━━━ Data to use ━━━
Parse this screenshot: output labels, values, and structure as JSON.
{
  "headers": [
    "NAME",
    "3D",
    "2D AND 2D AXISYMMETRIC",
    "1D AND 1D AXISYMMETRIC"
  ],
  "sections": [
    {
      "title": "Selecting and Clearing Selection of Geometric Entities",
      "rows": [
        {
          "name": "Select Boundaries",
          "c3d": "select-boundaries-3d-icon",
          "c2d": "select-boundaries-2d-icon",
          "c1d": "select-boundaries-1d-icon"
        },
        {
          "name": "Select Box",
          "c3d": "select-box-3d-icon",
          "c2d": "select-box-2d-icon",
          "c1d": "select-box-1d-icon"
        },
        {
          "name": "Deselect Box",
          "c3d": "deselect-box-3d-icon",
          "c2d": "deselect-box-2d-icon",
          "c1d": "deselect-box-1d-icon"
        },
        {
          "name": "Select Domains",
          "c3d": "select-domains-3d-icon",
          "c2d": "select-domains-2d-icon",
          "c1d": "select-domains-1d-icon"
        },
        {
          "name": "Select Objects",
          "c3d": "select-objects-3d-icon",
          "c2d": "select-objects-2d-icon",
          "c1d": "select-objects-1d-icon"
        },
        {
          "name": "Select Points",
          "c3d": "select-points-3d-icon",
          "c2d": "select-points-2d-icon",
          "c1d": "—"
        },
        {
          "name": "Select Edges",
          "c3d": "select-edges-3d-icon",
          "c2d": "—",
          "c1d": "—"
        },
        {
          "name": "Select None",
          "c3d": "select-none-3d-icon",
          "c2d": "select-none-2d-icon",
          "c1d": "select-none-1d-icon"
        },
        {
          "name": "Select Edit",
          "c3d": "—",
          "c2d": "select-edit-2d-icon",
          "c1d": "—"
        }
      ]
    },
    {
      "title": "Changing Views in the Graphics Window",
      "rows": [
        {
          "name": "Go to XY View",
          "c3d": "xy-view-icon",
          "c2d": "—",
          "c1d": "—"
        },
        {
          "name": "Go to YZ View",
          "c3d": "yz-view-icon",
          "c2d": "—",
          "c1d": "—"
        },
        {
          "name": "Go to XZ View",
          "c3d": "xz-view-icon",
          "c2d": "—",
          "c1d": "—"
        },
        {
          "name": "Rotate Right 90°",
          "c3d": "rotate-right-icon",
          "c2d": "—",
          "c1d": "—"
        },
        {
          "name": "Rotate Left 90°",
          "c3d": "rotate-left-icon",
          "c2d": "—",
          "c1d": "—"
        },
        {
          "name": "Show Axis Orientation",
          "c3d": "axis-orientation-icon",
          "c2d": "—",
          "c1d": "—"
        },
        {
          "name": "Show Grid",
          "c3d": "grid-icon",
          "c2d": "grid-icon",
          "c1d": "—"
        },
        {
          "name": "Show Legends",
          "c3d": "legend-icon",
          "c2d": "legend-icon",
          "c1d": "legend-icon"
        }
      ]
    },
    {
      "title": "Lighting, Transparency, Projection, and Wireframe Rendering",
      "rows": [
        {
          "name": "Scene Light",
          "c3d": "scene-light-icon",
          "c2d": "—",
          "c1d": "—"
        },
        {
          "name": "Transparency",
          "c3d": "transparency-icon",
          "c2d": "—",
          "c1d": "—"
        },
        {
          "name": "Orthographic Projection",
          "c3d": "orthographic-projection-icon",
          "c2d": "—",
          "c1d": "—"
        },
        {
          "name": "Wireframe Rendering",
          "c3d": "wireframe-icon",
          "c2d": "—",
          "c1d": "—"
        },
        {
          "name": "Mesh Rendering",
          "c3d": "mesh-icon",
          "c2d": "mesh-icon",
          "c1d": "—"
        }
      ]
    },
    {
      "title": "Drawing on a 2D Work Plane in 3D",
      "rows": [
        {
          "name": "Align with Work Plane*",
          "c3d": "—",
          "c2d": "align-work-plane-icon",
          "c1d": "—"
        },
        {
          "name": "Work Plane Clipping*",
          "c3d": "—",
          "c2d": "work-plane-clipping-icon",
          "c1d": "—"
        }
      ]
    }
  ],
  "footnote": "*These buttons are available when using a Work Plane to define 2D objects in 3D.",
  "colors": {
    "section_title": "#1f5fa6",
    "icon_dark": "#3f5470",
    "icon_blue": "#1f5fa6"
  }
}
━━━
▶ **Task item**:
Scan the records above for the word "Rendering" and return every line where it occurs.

▶ **Exercise result**:
      "title": "Lighting, Transparency, Projection, and Wireframe Rendering",
          "name": "Wireframe Rendering",
          "name": "Mesh Rendering",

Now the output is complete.